Backups: WLB EJ Speed, WLB Jordan Glasgow [R], MLB Zaire Franklin, SLB Matthew Adams Starting LBs: Very little has changed with the starting group, apart from Bobby Okereke breaking into the lineup at the strong-side linebacker spot. Okereke performed well when called into duty unexpectedly last year and missed only five tackles throughout the season, fourth-fewest among linebackers. Darius Leonard spent time injured last year with both a concussion and an abdominal injury. In a recent offseason chat, he told the interviewer that he loves the game and is ready to resume football activities. Anthony Walker stepped in and put up probably the best performance of his young career manning Leonard's vacant post. He logged 124 combined tackles, 84 of which were solo tackles. Backup LBs: EJ Speed was drafted last year and is an athletic linebacker who the Colts believe can play any of the three linebacker spots if called into action. After earning a couple of spot starts in 2018, Zaire Franklin did not see the field in that capacity in 2019. He and Matthew Adams remain depth into which the Colts hope they do not have to tap. Jordan Glasgow is undersized, but he shed blocks well at the college level and could immediately contribute to Indianapolis' special teams unit.

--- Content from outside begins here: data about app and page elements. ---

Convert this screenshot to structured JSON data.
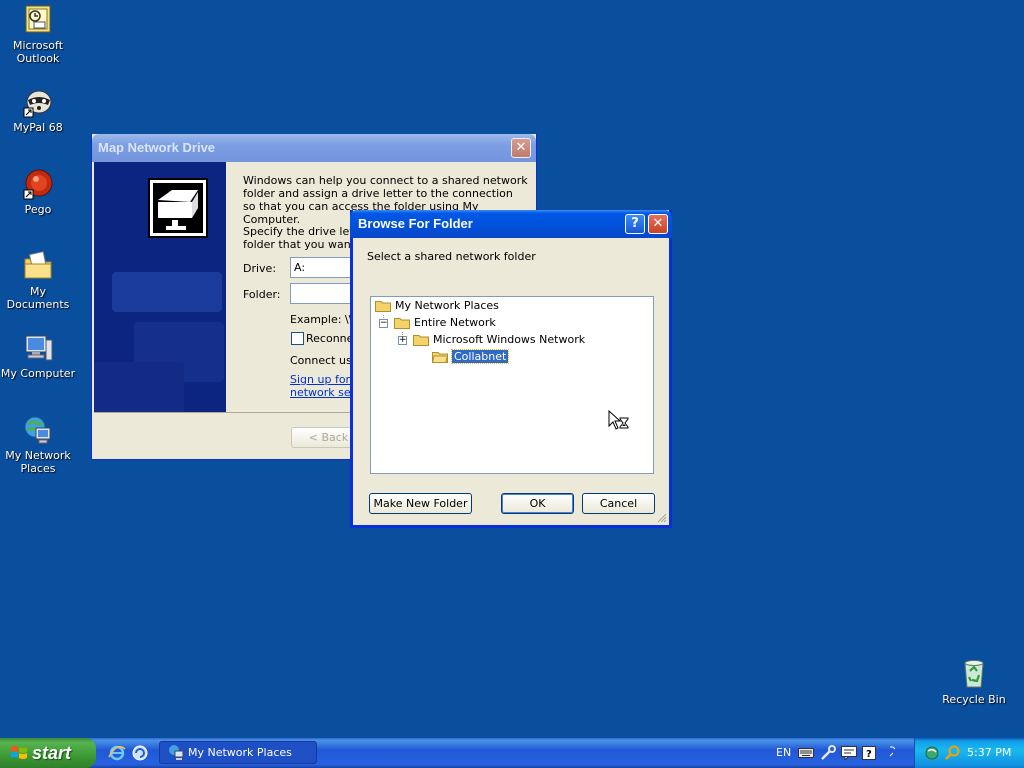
{
  "desktop": {
    "icons": [
      {
        "label": "Microsoft Outlook",
        "icon": "outlook-icon"
      },
      {
        "label": "MyPal 68",
        "icon": "mypal-icon"
      },
      {
        "label": "Pego",
        "icon": "pego-icon"
      },
      {
        "label": "My Documents",
        "icon": "my-documents-icon"
      },
      {
        "label": "My Computer",
        "icon": "my-computer-icon"
      },
      {
        "label": "My Network Places",
        "icon": "my-network-places-icon"
      },
      {
        "label": "Recycle Bin",
        "icon": "recycle-bin-icon"
      }
    ]
  },
  "map_drive": {
    "title": "Map Network Drive",
    "intro": "Windows can help you connect to a shared network folder and assign a drive letter to the connection so that you can access the folder using My Computer.",
    "specify": "Specify the drive letter for the connection and the folder that you want to connect to:",
    "drive_label": "Drive:",
    "drive_value": "A:",
    "folder_label": "Folder:",
    "folder_value": "",
    "example": "Example: \\\\s",
    "reconnect_label": "Reconnect",
    "connect_using": "Connect usin",
    "signup_line1": "Sign up for o",
    "signup_line2": "network serv",
    "back_button": "< Back"
  },
  "browse": {
    "title": "Browse For Folder",
    "help_glyph": "?",
    "close_glyph": "✕",
    "instruction": "Select a shared network folder",
    "tree": [
      {
        "label": "My Network Places",
        "expander": ""
      },
      {
        "label": "Entire Network",
        "expander": "−"
      },
      {
        "label": "Microsoft Windows Network",
        "expander": "+"
      },
      {
        "label": "Collabnet",
        "expander": "",
        "selected": true
      }
    ],
    "make_new_folder": "Make New Folder",
    "ok": "OK",
    "cancel": "Cancel"
  },
  "taskbar": {
    "start_label": "start",
    "task_label": "My Network Places",
    "lang": "EN",
    "clock": "5:37 PM"
  },
  "colors": {
    "desktop": "#0a4e9e",
    "title_active": "#0058e6",
    "selection": "#316ac5"
  }
}
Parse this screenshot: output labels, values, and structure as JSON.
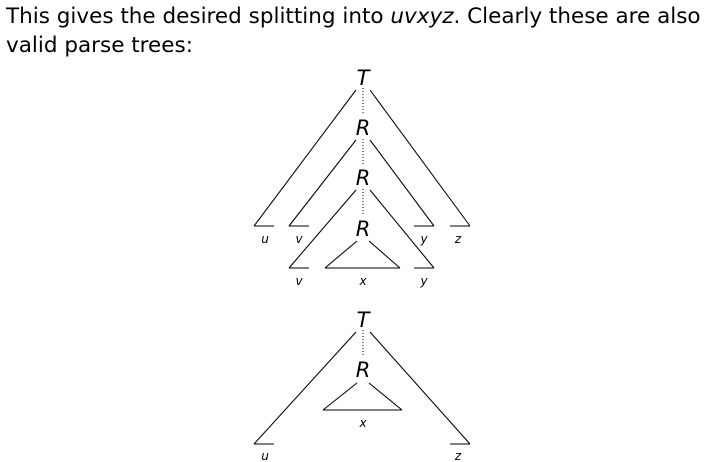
{
  "paragraph": {
    "part1": "This gives the desired splitting into ",
    "word": "uvxyz",
    "part2": ". Clearly these are also valid parse trees:"
  },
  "tree1": {
    "root": "T",
    "r1": "R",
    "r2": "R",
    "r3": "R",
    "u": "u",
    "v_outer": "v",
    "y_outer": "y",
    "z": "z",
    "v_inner": "v",
    "x": "x",
    "y_inner": "y"
  },
  "tree2": {
    "root": "T",
    "r1": "R",
    "u": "u",
    "x": "x",
    "z": "z"
  }
}
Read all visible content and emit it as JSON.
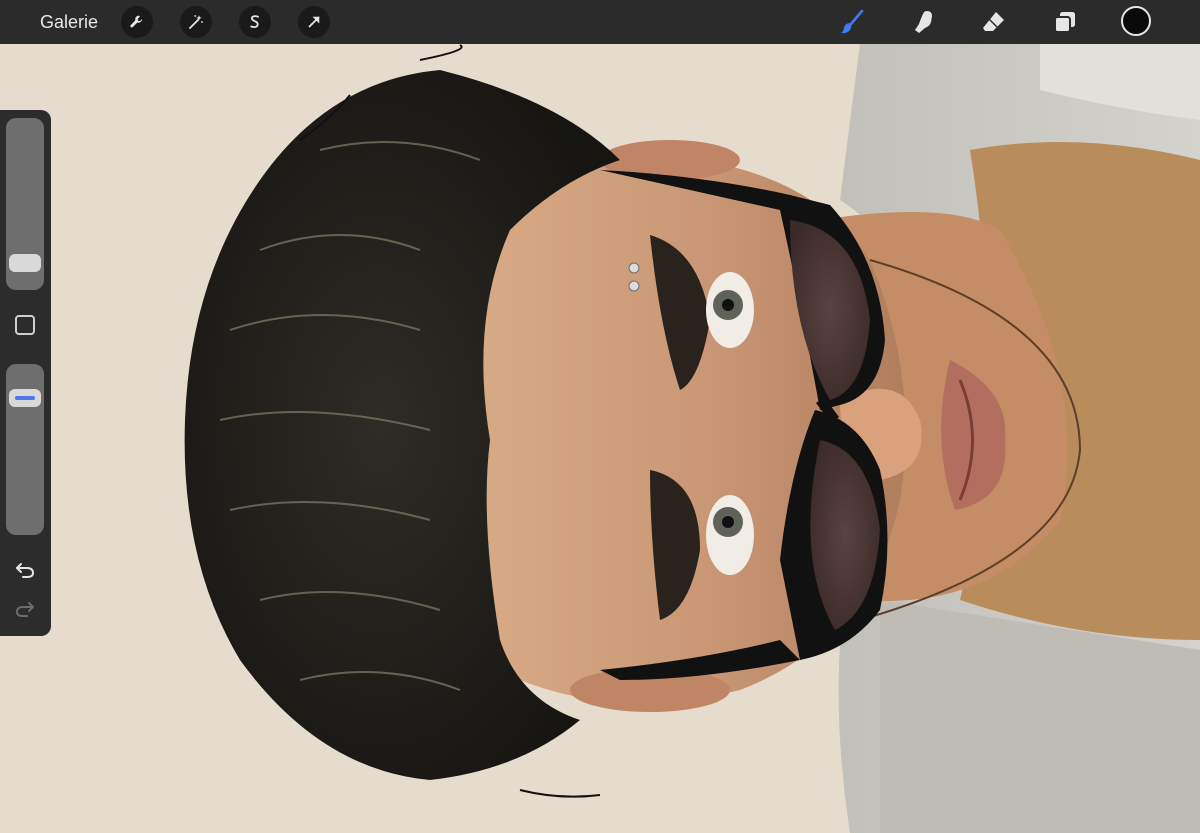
{
  "toolbar": {
    "gallery_label": "Galerie",
    "left_tools": [
      {
        "icon": "wrench-icon",
        "name": "actions"
      },
      {
        "icon": "magic-wand-icon",
        "name": "adjustments"
      },
      {
        "icon": "selection-s-icon",
        "name": "selection"
      },
      {
        "icon": "arrow-cursor-icon",
        "name": "transform"
      }
    ],
    "right_tools": [
      {
        "icon": "brush-icon",
        "name": "paint",
        "active": true
      },
      {
        "icon": "smudge-finger-icon",
        "name": "smudge",
        "active": false
      },
      {
        "icon": "eraser-icon",
        "name": "erase",
        "active": false
      },
      {
        "icon": "layers-icon",
        "name": "layers",
        "active": false
      }
    ],
    "current_color": "#0a0a0a",
    "active_color": "#3d7bf0",
    "icon_color": "#e6e6e6"
  },
  "sidebar": {
    "brush_size_level": 0.1,
    "opacity_level": 0.85,
    "modify_icon": "square-outline-icon",
    "undo_icon": "undo-arrow-icon",
    "redo_icon": "redo-arrow-icon",
    "redo_enabled": false
  },
  "canvas": {
    "background_color": "#e6dccd",
    "artwork": "portrait-illustration"
  }
}
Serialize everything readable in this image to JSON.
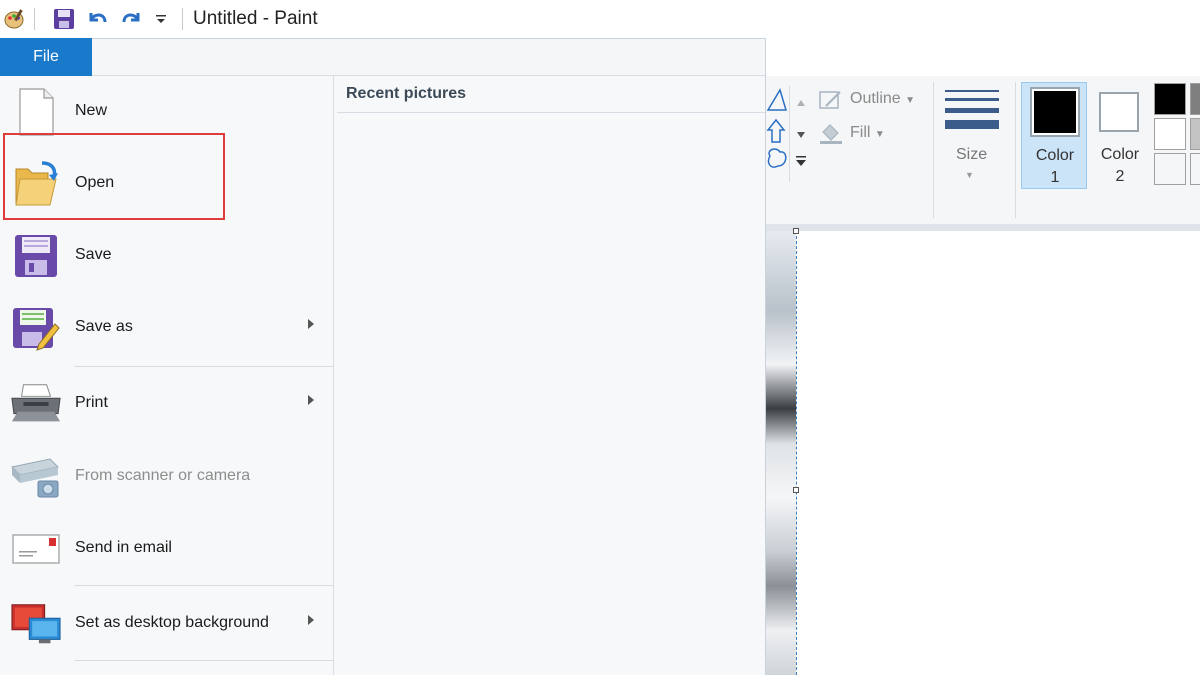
{
  "window": {
    "title": "Untitled - Paint"
  },
  "quick_access": {
    "app_icon": "paint-palette-icon",
    "save_icon": "floppy-disk-icon",
    "undo_icon": "undo-arrow-icon",
    "redo_icon": "redo-arrow-icon",
    "customize_icon": "qat-dropdown-icon"
  },
  "file_tab": {
    "label": "File"
  },
  "file_menu": {
    "items": [
      {
        "label": "New",
        "icon": "blank-page-icon",
        "has_submenu": false,
        "enabled": true
      },
      {
        "label": "Open",
        "icon": "open-folder-icon",
        "has_submenu": false,
        "enabled": true
      },
      {
        "label": "Save",
        "icon": "floppy-disk-icon",
        "has_submenu": false,
        "enabled": true,
        "highlighted": true
      },
      {
        "label": "Save as",
        "icon": "save-as-icon",
        "has_submenu": true,
        "enabled": true
      },
      {
        "label": "Print",
        "icon": "printer-icon",
        "has_submenu": true,
        "enabled": true
      },
      {
        "label": "From scanner or camera",
        "icon": "scanner-camera-icon",
        "has_submenu": false,
        "enabled": false
      },
      {
        "label": "Send in email",
        "icon": "email-envelope-icon",
        "has_submenu": false,
        "enabled": true
      },
      {
        "label": "Set as desktop background",
        "icon": "desktop-monitor-icon",
        "has_submenu": true,
        "enabled": true
      }
    ],
    "recent_title": "Recent pictures"
  },
  "ribbon": {
    "outline_label": "Outline",
    "fill_label": "Fill",
    "size_label": "Size",
    "color1_label": "Color",
    "color1_num": "1",
    "color2_label": "Color",
    "color2_num": "2",
    "colors": {
      "color1": "#000000",
      "color2": "#ffffff",
      "accent": "#1979ca",
      "highlight": "#e03b3b"
    }
  }
}
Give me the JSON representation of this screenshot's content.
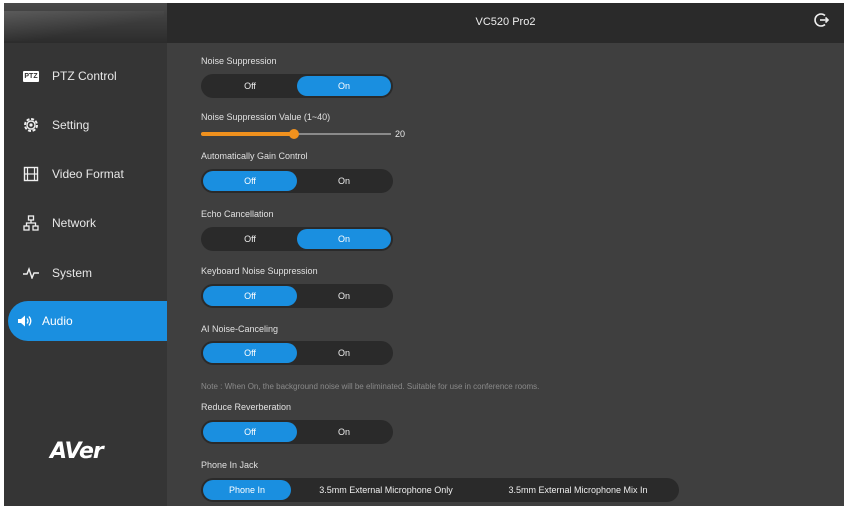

Defensive BacksStarters: CB Xavier Rhodes, CB Rock Ya-Sin, SS Khari Willis, FS Malik Hooker
Backups: CB Kenny Moore, TJ Carrie, CB Isaiah Rodgers [R], SS George Odum, FS Roland Milligan, FS Julian Blackmon Starting DBs: Pierre Desir signed with the Jets in free agency, leaving newly acquired Xavier Rhodes the starting corners. Both Ya-Sin and Rhodes struggled last year and will need to bounce back if they are to keep this team's secondary viable. Unable to stay healthy, Clayton Geathers was not retained. Fortunately, the emergence of third-day draft pick Khari Willis as a quality box safety in his own right has helped ease that loss. There are rumors that the team is unhappy with Malik Hooker's inability to stay healthy and are shopping him to other teams. The fact that they did not pick up his fifth-year option lends more credence to such rumblings. Backup DBs: Kenny Moore continues to be the team's quality slot option. Quincy Wilson was traded away for a sixth-rounder in the Draft. His exit will leave some opportunity for Isaiah Rogers and TJ Carrie to compete for a primary backup spot. George Odum is an undrafted free agent who has not yet earned a start. Roland Milligan did earn a single start last year, but has been given relatively little opportunity in which to prove his ability. Julian Blackmon suffered a knee injury in December 2019 that he is still recovering from, but the Colts felt comfortable drafting him and letting him heal and develop on the back end of their roster. He could eventually have utility as a coverage safety, run support safety, or big nickel cornerback.